Libya plans to purchase nearly three million tonnes of gasoline alone, worth close to $3 billion at current prices. Across a plush hotel lobby, highly focussed competing teams from big oil companies such as BP and ConocoPhilips brushed shoulders with Italian, German and Turkish rivals before heading into meetings. "Everyone wants to deal with Libya," said one oil man.
All of Libya's former trading partners were invited. The big companies present were used to dealing with managers hand-picked by Gaddafi, who they say lacked hard experience at the negotiating table and were unfamiliar with many of the logistical details of the trade. The newly-appointed managers of Libya's National Oil Corporation have been quick to distinguish themselves from their predecessors.
"They haven't come here to mess around. They get here and go straight to the point -- how much and what can you offer," said the head of a team from Italy. All offers from Istanbul would be reviewed by a committee back in Libya, one member of the NOC delegation said, who declined to be named.
"We will report back on everything that we have done here and who we have spoken to," he said. "We have to do this for Libya, for the thirty thousand people who died in the revolution and all the years of suffering."
Oil traders said the Libyans had refused all invitations to lunch or dinner and kept to a tight schedule. "Before, everything was done under the table and with bribes. Now I haven't heard anything about bribes and tenders are being used to buy and sell," one said. "Even those that were corrupt before would not think of doing anything wrong now," the Libyan delegate said.

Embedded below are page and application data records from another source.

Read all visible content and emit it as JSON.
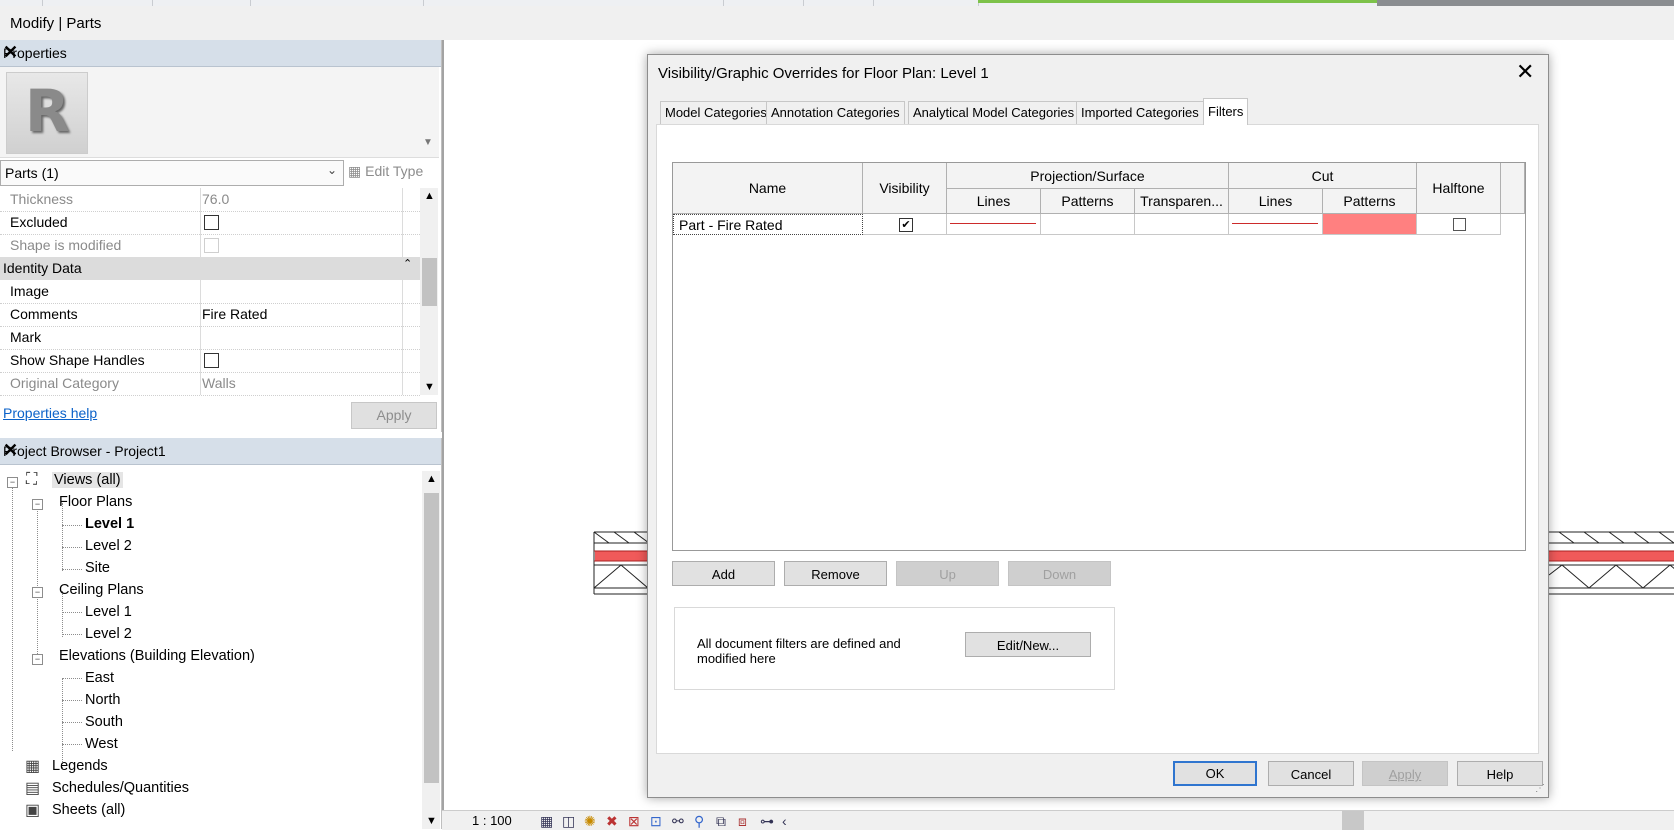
{
  "context_tab": "Modify | Parts",
  "properties": {
    "title": "Properties",
    "type_selector": "Parts (1)",
    "edit_type": "Edit Type",
    "rows": [
      {
        "label": "Thickness",
        "value": "76.0",
        "dim": true
      },
      {
        "label": "Excluded",
        "value": "",
        "checkbox": true
      },
      {
        "label": "Shape is modified",
        "value": "",
        "checkbox": true,
        "dim": true
      }
    ],
    "group": "Identity Data",
    "identity_rows": [
      {
        "label": "Image",
        "value": ""
      },
      {
        "label": "Comments",
        "value": "Fire Rated"
      },
      {
        "label": "Mark",
        "value": ""
      },
      {
        "label": "Show Shape Handles",
        "value": "",
        "checkbox": true
      },
      {
        "label": "Original Category",
        "value": "Walls",
        "dim": true
      }
    ],
    "help_link": "Properties help",
    "apply": "Apply"
  },
  "browser": {
    "title": "Project Browser - Project1",
    "views_all": "Views (all)",
    "floor_plans": "Floor Plans",
    "floor_items": [
      "Level 1",
      "Level 2",
      "Site"
    ],
    "ceiling_plans": "Ceiling Plans",
    "ceiling_items": [
      "Level 1",
      "Level 2"
    ],
    "elevations": "Elevations (Building Elevation)",
    "elevation_items": [
      "East",
      "North",
      "South",
      "West"
    ],
    "legends": "Legends",
    "schedules": "Schedules/Quantities",
    "sheets": "Sheets (all)"
  },
  "status": {
    "scale": "1 : 100"
  },
  "dialog": {
    "title": "Visibility/Graphic Overrides for Floor Plan: Level 1",
    "tabs": [
      "Model Categories",
      "Annotation Categories",
      "Analytical Model Categories",
      "Imported Categories",
      "Filters"
    ],
    "active_tab": "Filters",
    "headers": {
      "name": "Name",
      "visibility": "Visibility",
      "projection": "Projection/Surface",
      "cut": "Cut",
      "halftone": "Halftone",
      "lines": "Lines",
      "patterns": "Patterns",
      "transparency": "Transparen..."
    },
    "filters": [
      {
        "name": "Part - Fire Rated",
        "visible": true,
        "cut_pattern_color": "#ff8080",
        "line_color": "#cc2b2b",
        "halftone": false
      }
    ],
    "buttons": {
      "add": "Add",
      "remove": "Remove",
      "up": "Up",
      "down": "Down"
    },
    "info_text": "All document filters are defined and modified here",
    "edit_new": "Edit/New...",
    "ok": "OK",
    "cancel": "Cancel",
    "apply": "Apply",
    "help": "Help"
  }
}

Around 15 managers from the NOC have been sacked for supporting Gaddafi or engaging in corrupt activities, he said, but added no one in Libya's oil sector could escape working with the autocrat and his children.